#### INPUT MATERIAL
####

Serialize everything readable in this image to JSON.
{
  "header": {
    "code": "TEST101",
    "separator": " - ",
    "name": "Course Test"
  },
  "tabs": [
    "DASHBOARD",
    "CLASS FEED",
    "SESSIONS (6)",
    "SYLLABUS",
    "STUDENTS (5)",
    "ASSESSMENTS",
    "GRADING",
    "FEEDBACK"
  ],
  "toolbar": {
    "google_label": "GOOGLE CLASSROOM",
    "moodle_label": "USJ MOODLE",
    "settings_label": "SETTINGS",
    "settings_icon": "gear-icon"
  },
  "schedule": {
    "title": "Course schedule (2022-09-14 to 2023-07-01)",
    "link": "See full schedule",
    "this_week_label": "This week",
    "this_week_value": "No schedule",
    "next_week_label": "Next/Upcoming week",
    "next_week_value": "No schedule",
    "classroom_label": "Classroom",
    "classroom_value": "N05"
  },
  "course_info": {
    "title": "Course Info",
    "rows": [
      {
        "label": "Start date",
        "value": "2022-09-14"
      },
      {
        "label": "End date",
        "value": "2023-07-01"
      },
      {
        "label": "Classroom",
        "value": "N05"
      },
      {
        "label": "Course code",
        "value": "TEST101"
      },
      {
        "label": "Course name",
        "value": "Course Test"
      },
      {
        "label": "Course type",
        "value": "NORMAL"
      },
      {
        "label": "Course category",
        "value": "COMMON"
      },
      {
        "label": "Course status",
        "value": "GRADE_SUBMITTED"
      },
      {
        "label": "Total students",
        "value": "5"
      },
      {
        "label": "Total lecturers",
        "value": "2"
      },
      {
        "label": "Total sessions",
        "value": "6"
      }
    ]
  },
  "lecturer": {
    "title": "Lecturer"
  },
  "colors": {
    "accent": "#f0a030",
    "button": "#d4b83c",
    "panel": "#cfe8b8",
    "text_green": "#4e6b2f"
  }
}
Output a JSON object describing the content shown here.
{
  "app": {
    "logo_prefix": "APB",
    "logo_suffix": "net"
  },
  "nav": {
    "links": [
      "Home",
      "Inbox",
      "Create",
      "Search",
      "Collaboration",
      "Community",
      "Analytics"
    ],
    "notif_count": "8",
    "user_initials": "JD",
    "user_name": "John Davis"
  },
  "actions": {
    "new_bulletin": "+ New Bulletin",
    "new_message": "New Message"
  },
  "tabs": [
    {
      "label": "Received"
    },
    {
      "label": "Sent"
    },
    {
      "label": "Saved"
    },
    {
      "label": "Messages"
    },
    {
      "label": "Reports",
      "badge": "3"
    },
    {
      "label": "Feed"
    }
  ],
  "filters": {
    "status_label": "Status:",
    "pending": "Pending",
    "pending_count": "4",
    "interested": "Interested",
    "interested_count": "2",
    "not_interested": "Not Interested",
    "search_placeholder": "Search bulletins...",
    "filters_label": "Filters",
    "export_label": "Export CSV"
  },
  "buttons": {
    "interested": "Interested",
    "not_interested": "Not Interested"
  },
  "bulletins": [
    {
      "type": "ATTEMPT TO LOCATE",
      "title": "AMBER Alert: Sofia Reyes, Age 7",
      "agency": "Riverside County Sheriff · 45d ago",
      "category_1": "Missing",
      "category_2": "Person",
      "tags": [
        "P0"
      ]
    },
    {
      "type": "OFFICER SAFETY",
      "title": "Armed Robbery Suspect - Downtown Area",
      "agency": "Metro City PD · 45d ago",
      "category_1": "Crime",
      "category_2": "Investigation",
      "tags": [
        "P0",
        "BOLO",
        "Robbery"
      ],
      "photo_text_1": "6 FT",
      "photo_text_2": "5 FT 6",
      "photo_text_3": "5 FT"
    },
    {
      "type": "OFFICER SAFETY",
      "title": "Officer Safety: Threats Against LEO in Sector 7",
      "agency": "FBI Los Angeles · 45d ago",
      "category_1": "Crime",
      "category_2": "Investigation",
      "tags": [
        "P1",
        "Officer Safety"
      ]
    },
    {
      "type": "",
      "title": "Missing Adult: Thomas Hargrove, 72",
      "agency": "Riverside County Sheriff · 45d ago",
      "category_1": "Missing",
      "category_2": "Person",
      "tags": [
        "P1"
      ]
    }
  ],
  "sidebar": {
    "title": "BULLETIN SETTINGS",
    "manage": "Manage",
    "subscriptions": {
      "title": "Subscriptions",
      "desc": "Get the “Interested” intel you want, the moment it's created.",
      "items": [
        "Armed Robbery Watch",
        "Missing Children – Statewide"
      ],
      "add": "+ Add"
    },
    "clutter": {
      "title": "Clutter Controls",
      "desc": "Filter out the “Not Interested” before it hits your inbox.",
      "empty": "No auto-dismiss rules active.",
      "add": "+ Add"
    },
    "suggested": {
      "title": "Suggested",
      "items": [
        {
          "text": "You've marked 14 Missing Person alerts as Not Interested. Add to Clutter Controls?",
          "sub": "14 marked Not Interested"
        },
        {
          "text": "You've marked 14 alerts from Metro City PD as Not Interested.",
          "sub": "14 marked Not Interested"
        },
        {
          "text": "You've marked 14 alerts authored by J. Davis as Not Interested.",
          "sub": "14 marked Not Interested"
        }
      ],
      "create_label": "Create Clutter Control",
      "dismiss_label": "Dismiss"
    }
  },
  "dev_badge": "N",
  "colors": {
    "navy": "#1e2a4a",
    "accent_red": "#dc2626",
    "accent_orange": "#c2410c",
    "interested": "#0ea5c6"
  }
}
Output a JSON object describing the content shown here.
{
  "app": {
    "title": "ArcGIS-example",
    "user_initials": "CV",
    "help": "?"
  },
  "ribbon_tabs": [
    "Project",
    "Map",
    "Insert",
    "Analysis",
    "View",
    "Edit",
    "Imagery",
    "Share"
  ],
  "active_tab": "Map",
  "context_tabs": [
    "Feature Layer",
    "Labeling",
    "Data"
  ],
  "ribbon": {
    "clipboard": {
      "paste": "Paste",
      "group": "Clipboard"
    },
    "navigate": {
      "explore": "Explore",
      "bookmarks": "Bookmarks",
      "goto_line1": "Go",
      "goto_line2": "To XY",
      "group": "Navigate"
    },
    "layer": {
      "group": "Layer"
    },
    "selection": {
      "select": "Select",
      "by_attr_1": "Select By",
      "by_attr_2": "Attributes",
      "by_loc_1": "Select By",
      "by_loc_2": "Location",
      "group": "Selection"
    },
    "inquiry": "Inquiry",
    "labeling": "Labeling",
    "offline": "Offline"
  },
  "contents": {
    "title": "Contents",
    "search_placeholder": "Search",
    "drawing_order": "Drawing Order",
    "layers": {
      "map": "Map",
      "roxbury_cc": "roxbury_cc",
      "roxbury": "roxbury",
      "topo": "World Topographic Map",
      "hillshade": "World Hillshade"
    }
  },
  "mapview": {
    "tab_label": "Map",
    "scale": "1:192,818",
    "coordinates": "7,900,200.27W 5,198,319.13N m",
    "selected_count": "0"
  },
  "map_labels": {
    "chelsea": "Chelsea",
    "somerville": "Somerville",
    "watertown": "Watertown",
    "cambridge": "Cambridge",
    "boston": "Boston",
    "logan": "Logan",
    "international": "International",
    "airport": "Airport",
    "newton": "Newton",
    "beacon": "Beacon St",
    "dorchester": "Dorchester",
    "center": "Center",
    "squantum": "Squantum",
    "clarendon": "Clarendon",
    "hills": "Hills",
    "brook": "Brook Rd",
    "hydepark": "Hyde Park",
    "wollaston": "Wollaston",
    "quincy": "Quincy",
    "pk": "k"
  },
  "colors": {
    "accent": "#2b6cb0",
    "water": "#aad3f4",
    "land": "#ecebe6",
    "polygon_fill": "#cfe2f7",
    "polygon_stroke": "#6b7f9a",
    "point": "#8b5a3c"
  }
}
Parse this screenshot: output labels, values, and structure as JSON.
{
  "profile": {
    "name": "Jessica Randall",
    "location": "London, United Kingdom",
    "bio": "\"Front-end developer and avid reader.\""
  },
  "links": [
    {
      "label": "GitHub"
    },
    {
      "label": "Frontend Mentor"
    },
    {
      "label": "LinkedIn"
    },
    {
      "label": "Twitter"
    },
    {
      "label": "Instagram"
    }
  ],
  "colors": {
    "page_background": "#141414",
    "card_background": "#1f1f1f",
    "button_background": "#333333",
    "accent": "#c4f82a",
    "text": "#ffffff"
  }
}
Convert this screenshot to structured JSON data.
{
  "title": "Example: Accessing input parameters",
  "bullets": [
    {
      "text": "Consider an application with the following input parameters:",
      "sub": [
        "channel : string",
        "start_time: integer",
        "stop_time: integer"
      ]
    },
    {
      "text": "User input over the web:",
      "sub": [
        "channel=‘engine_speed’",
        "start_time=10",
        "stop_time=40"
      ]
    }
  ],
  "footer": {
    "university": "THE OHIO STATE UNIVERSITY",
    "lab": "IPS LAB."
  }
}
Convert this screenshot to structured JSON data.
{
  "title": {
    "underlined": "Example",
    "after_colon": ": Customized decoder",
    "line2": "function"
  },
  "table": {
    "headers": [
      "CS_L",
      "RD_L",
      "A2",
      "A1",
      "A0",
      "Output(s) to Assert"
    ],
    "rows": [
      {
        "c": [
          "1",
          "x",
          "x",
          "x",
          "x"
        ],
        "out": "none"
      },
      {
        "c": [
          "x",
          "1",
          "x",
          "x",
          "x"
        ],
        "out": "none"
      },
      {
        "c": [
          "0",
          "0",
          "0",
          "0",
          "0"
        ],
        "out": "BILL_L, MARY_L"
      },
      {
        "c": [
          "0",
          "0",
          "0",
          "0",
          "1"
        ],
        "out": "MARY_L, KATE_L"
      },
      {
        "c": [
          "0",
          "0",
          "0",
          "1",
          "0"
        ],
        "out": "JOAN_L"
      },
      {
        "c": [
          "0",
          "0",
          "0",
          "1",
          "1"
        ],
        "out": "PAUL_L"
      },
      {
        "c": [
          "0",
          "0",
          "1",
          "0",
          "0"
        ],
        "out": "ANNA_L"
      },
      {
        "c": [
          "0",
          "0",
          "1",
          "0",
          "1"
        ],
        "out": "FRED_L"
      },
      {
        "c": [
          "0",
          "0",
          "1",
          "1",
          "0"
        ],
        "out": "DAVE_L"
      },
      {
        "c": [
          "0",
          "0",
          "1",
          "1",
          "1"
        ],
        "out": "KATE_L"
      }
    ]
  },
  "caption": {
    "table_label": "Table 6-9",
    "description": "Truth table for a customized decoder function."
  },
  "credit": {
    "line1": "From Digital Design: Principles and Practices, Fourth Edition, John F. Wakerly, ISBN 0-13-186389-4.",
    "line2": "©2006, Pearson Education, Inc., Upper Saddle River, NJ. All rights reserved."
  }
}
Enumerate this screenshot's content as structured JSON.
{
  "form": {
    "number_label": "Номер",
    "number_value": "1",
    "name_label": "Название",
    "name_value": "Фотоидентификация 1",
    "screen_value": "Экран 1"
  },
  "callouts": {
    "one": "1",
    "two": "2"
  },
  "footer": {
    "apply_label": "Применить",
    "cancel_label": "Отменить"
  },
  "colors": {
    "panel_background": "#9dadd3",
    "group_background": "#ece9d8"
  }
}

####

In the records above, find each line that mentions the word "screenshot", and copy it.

#### REPLY
Parse this screenshot: output labels, values, and structure as JSON.
Convert this screenshot to structured JSON data.
Convert this screenshot to structured JSON data.
Enumerate this screenshot's content as structured JSON.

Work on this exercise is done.